I must have been about seven when my father left Porbandar for Rajkot to become a member of the Rajasthanik Court. There I was put to a primary school, and I can well recollect those days, including the names and other particulars of the teachers who taught me. As at Porbandar, so here, there is hardly anything to note about my studies. In could only have been a mediocre student. From this school, I went to the suburban school and then to the High School, having already reached my twelfth year. I do not remember having ever told a lie during this short period, either to my teachers or to my school-mates. I used to be very shy and avoided all company. My books and my lessons were my sole companions. To be at school at the stroke of the hour and to run back home as soon as the school closed-that was my daily habit. I literally ran back, because I could not bear to talk to anybody. I was even afraid lest anyone should poke fun at me.
“Gandhiji was always the topper in his school.” Do you agree? Give reasons.
Two incidents belonging to this period have always clung to my memory. As a rule I had a distaste for any reading beyond my school books. The daily lessons had to be done, because I disliked being taken to task by my teacher as much as I disliked deceiving him. Therefore I would do the lessons, but often without my mind on them. Thus when even the lessons could not be done properly, there was of course no ques5tion of any extra reading. But somehow my eyes fell on a book purchased by my father. It was Shravana Pitribhakti Nataka (a play about Shravana’s devotion to his parents). I read it with intense interest. There came to our place, about the same time, travelling showmen. One of the pictures I was shown was of Shravana carrying his blind parents on a pilgrimage. The book and the picture left an indelible impression on my mind. ‘Here is an example for you to copy, I said to myself. The agonized lament of the parents over Shravana’s death is still fresh in my memory. The melting. tune moved me deeply and I played it on a concertina, which my father had bought for me.
There was a similar incident connected with another play. Just about this time, I had secured my father’s permission to see a play performed by a certain dramatic company. This play-Harischandra-captured my heart. I could never be tired of seeing it. But how often should I be permitted to go? It haunted me and I must have acted Harischandra to myself several times. ‘Why should not all be truthful like Harischandra?’ was the question I asked myself day and night. To follow truth and to go through all the ordeals Harischandra went through was the one ideal which inspired in me. I literally believed in the story of Harischandra. The thought of it all too often made me weep. My common sense tells me today that Harischandra could not have been a historical character. But for me, both Harischandra and Shravana are living realities and I am sure I should be touched as before if I were to read again those plays today.tit
Name the two plays mentioned in this lesson.

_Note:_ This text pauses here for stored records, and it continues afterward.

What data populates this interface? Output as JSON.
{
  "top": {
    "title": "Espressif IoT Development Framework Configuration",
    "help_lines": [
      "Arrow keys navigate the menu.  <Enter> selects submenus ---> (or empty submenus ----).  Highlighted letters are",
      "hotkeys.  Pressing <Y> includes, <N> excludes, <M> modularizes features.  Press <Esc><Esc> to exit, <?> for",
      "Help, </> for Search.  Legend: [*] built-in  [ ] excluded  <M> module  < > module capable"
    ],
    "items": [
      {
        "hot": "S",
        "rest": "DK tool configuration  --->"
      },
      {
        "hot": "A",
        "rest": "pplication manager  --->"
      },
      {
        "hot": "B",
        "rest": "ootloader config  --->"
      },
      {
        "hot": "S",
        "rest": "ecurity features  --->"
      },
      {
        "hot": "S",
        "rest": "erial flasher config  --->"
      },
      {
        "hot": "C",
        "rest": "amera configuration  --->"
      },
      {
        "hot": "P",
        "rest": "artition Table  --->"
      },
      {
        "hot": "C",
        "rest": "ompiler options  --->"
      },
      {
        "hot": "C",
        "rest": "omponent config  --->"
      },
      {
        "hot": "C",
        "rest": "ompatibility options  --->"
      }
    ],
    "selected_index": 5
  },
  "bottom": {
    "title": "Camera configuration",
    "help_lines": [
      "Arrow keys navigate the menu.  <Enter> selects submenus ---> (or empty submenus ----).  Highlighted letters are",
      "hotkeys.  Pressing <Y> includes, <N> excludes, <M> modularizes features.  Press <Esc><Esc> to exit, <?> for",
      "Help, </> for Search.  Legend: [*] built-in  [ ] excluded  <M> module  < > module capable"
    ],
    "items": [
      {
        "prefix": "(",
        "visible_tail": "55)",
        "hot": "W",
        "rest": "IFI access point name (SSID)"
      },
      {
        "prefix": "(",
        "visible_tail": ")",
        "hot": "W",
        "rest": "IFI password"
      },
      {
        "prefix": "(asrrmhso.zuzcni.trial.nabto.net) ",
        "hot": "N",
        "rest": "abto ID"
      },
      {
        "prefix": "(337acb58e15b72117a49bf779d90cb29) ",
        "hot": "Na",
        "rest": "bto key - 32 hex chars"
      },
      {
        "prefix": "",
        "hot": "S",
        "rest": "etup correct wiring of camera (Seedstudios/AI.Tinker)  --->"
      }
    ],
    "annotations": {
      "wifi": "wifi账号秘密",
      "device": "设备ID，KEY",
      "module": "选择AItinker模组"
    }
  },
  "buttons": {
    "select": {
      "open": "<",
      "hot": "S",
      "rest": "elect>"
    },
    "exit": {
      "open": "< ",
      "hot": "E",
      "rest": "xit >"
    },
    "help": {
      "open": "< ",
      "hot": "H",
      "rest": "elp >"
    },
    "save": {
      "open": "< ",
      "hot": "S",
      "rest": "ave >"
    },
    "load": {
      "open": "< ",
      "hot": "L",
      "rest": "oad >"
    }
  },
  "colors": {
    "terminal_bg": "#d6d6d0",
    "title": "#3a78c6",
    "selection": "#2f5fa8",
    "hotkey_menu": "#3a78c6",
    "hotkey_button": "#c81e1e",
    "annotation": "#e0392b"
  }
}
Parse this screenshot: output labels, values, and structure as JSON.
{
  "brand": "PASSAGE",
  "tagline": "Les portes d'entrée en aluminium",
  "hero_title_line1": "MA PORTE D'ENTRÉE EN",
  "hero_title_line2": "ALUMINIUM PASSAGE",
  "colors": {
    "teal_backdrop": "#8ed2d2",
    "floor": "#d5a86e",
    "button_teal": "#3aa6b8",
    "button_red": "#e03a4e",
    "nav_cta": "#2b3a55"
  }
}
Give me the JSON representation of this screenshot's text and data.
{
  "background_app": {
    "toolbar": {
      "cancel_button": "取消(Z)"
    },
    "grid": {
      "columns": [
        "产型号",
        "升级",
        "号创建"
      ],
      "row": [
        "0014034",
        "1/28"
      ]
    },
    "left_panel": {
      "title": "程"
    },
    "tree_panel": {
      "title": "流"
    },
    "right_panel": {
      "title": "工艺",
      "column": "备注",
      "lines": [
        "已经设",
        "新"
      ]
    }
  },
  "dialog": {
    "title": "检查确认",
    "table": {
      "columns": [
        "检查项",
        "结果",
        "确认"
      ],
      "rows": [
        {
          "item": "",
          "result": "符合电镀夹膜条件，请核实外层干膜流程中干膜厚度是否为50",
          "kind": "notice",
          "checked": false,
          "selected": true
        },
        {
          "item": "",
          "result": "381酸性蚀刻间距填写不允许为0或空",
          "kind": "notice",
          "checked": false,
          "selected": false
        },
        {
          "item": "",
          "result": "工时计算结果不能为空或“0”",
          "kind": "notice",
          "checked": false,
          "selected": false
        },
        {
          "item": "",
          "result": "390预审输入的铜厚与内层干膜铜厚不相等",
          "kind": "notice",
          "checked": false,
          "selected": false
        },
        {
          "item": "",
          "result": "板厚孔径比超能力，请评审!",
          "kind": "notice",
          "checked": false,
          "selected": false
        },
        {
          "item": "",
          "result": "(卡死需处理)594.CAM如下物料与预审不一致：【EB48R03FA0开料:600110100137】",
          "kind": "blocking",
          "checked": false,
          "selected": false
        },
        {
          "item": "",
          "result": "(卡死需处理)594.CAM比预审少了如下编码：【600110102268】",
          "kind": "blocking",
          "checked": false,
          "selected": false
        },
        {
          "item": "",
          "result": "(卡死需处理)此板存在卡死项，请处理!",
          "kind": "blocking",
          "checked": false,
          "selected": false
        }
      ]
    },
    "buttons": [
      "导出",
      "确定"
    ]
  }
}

There was another such incident during the time when I was in the seventh standard. Dorabji Edulji Gimi was the headmaster then. He was popular among the boys, though he was a disciplinarian. He was a man of method and a good teacher. He had made gymnastics and cricket compulsory for the boys of the upper standards. I disliked both. I never took part in any exercise, cricket or football, before they were made compulsory. My shyness was one of the reasons for this aloofness, which I now see was wrong. I then had the false notion that gymnastics had nothing to do with education. Today I know that physical training should have as much place in the curriculum as mental training.
Why is sports important for everyone?
But though I was none the worse for having neglected exercise, I am still paying the penalty of another neglect. I do not know from where I got the notion that good handwriting was not a necessary part of education, but I retained it until I went to England. I then saw that bad handwriting should be regarded as a sign of an imperfect education. Let every young man and woman understand that good handwriting is a necessary part of education.
Answer the following questions:
1. Gandhiji’s sole companions at high school were his books and lessons. Why?
2. What made Gandhiji do his lessons though his mind was not on them?
3. How did the book and pictures of Shravana affect Gandhiji?
4. Which ideal did the play Harischandra inspire in him?
5. Why did Gandhiji weep piteously?
6. What was the wrong notion that he had?
7. What is the importance of good handwriting?